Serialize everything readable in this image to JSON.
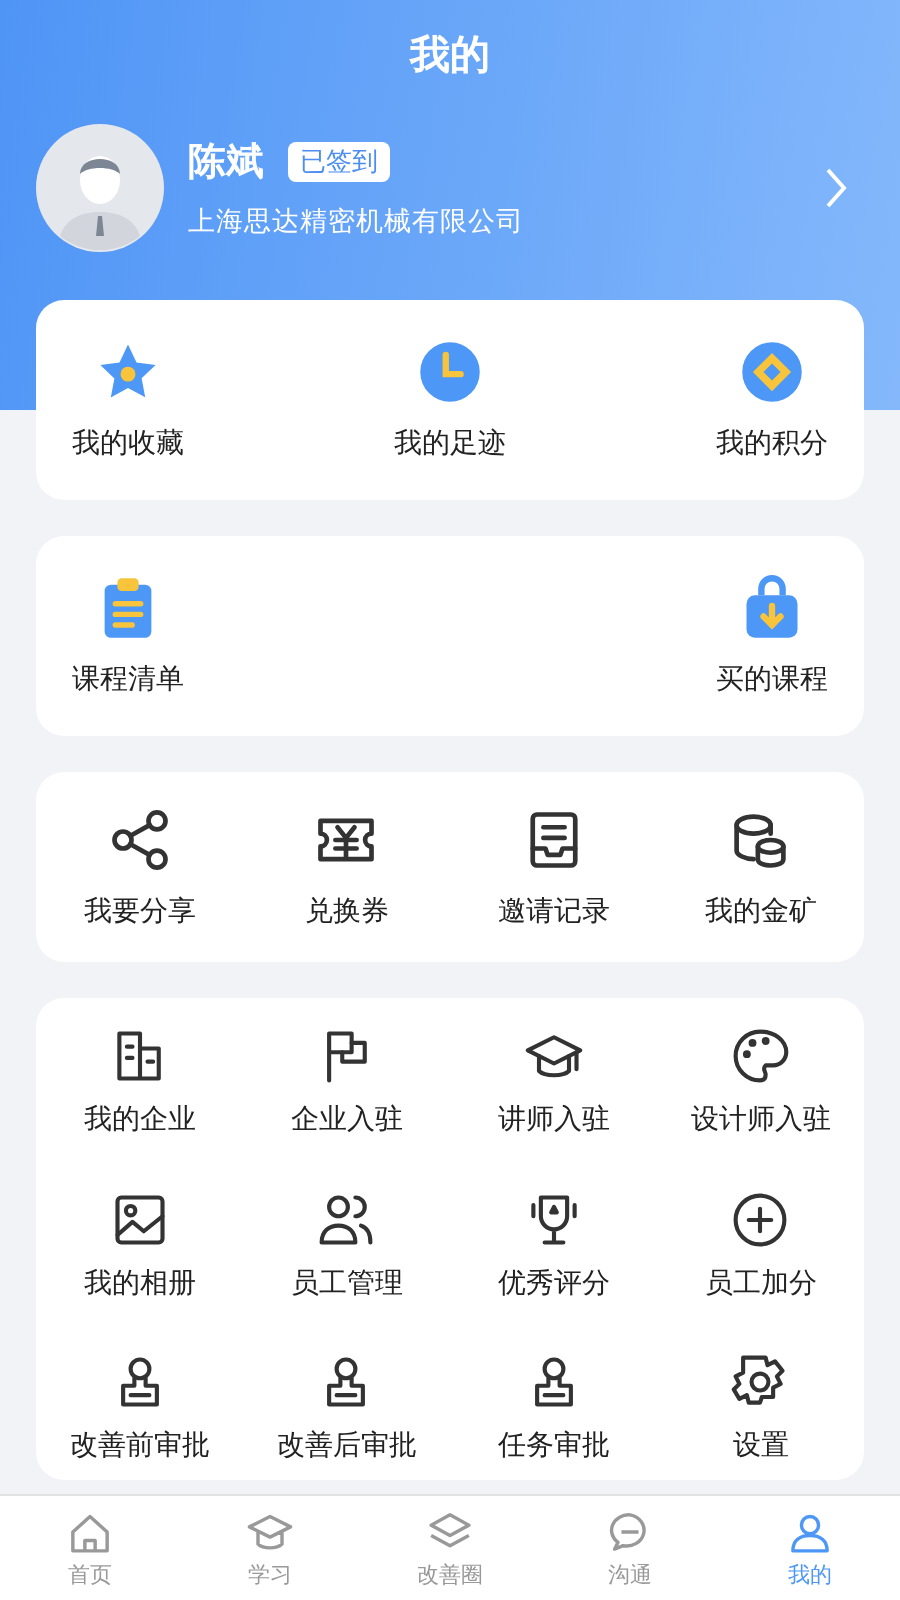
{
  "header": {
    "title": "我的"
  },
  "profile": {
    "name": "陈斌",
    "badge": "已签到",
    "company": "上海思达精密机械有限公司"
  },
  "favorites": [
    {
      "label": "我的收藏"
    },
    {
      "label": "我的足迹"
    },
    {
      "label": "我的积分"
    }
  ],
  "courses": [
    {
      "label": "课程清单"
    },
    {
      "label": "买的课程"
    }
  ],
  "share": [
    {
      "label": "我要分享"
    },
    {
      "label": "兑换券"
    },
    {
      "label": "邀请记录"
    },
    {
      "label": "我的金矿"
    }
  ],
  "tools": [
    {
      "label": "我的企业"
    },
    {
      "label": "企业入驻"
    },
    {
      "label": "讲师入驻"
    },
    {
      "label": "设计师入驻"
    },
    {
      "label": "我的相册"
    },
    {
      "label": "员工管理"
    },
    {
      "label": "优秀评分"
    },
    {
      "label": "员工加分"
    },
    {
      "label": "改善前审批"
    },
    {
      "label": "改善后审批"
    },
    {
      "label": "任务审批"
    },
    {
      "label": "设置"
    }
  ],
  "tab_bar": [
    {
      "label": "首页",
      "selected": false
    },
    {
      "label": "学习",
      "selected": false
    },
    {
      "label": "改善圈",
      "selected": false
    },
    {
      "label": "沟通",
      "selected": false
    },
    {
      "label": "我的",
      "selected": true
    }
  ]
}
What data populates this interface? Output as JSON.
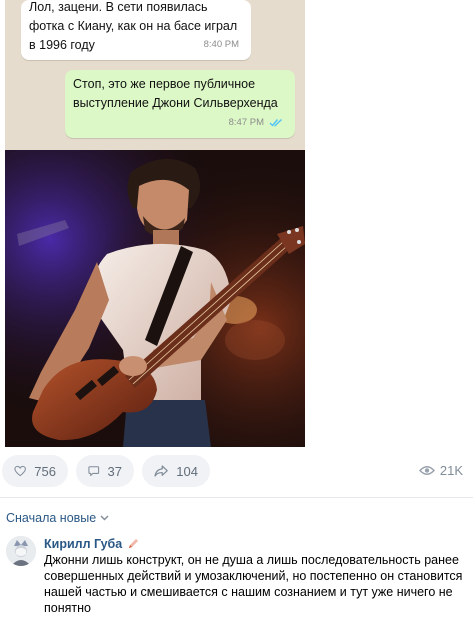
{
  "chat": {
    "incoming": {
      "text": "Лол, зацени. В сети появилась фотка с Киану, как он на басе играл в 1996 году",
      "time": "8:40 PM"
    },
    "outgoing": {
      "text": "Стоп, это же первое публичное выступление Джони Сильверхенда",
      "time": "8:47 PM",
      "status_icon": "double-check-icon"
    },
    "photo": {
      "subject": "man-playing-bass-guitar"
    }
  },
  "actions": {
    "likes": "756",
    "comments": "37",
    "shares": "104",
    "views": "21K"
  },
  "comments_section": {
    "sort_label": "Сначала новые",
    "comment": {
      "author": "Кирилл Губа",
      "text": "Джонни лишь конструкт, он не душа а лишь последовательность ранее совершенных действий и умозаключений, но постепенно он становится нашей частью и смешивается с нашим сознанием и тут уже ничего не понятно"
    }
  },
  "colors": {
    "link": "#2a5885",
    "pill_bg": "#f0f2f5",
    "incoming_bubble": "#ffffff",
    "outgoing_bubble": "#dcf8c6",
    "read_check": "#4fc3f7"
  }
}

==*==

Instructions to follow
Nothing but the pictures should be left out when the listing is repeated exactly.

Response below
Serialize everything readable in this image to JSON.
{
  "header": {
    "title": "我的"
  },
  "profile": {
    "name": "陈斌",
    "badge": "已签到",
    "company": "上海思达精密机械有限公司"
  },
  "favorites": [
    {
      "label": "我的收藏"
    },
    {
      "label": "我的足迹"
    },
    {
      "label": "我的积分"
    }
  ],
  "courses": [
    {
      "label": "课程清单"
    },
    {
      "label": "买的课程"
    }
  ],
  "share": [
    {
      "label": "我要分享"
    },
    {
      "label": "兑换券"
    },
    {
      "label": "邀请记录"
    },
    {
      "label": "我的金矿"
    }
  ],
  "tools": [
    {
      "label": "我的企业"
    },
    {
      "label": "企业入驻"
    },
    {
      "label": "讲师入驻"
    },
    {
      "label": "设计师入驻"
    },
    {
      "label": "我的相册"
    },
    {
      "label": "员工管理"
    },
    {
      "label": "优秀评分"
    },
    {
      "label": "员工加分"
    },
    {
      "label": "改善前审批"
    },
    {
      "label": "改善后审批"
    },
    {
      "label": "任务审批"
    },
    {
      "label": "设置"
    }
  ],
  "tab_bar": [
    {
      "label": "首页",
      "selected": false
    },
    {
      "label": "学习",
      "selected": false
    },
    {
      "label": "改善圈",
      "selected": false
    },
    {
      "label": "沟通",
      "selected": false
    },
    {
      "label": "我的",
      "selected": true
    }
  ]
}
What data populates this interface? Output as JSON.
{
  "chat": {
    "incoming": {
      "text": "Лол, зацени. В сети появилась фотка с Киану, как он на басе играл в 1996 году",
      "time": "8:40 PM"
    },
    "outgoing": {
      "text": "Стоп, это же первое публичное выступление Джони Сильверхенда",
      "time": "8:47 PM",
      "status_icon": "double-check-icon"
    },
    "photo": {
      "subject": "man-playing-bass-guitar"
    }
  },
  "actions": {
    "likes": "756",
    "comments": "37",
    "shares": "104",
    "views": "21K"
  },
  "comments_section": {
    "sort_label": "Сначала новые",
    "comment": {
      "author": "Кирилл Губа",
      "text": "Джонни лишь конструкт, он не душа а лишь последовательность ранее совершенных действий и умозаключений, но постепенно он становится нашей частью и смешивается с нашим сознанием и тут уже ничего не понятно"
    }
  },
  "colors": {
    "link": "#2a5885",
    "pill_bg": "#f0f2f5",
    "incoming_bubble": "#ffffff",
    "outgoing_bubble": "#dcf8c6",
    "read_check": "#4fc3f7"
  }
}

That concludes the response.